Description of the task
Work out how many lines in the data that follows contain "this". Write nothing but the number.

Collected data entries
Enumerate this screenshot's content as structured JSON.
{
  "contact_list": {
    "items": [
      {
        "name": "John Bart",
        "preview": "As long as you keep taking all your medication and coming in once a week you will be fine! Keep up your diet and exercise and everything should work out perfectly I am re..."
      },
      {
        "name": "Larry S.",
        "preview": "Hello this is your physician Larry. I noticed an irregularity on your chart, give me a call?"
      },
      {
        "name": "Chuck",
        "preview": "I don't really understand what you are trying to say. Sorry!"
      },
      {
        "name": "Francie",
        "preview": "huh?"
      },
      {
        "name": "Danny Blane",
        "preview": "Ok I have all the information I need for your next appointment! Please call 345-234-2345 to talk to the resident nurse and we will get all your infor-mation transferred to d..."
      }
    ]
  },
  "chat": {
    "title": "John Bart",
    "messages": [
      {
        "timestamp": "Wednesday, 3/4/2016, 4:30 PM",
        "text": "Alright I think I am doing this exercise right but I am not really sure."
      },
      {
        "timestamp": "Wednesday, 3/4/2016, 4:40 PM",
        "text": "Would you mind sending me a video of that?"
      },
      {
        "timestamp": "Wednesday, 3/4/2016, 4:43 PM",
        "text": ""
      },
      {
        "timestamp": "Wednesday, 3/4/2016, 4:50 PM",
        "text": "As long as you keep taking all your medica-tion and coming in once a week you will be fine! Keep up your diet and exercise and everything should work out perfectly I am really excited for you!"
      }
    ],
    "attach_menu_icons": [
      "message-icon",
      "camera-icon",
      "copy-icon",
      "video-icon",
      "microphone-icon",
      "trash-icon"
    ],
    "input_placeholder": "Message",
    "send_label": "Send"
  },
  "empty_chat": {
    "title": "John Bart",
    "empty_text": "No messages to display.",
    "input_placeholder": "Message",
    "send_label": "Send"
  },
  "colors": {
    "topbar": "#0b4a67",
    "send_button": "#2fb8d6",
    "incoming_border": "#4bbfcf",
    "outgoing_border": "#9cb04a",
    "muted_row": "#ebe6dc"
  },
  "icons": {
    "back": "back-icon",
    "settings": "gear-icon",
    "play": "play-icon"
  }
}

Solution below
3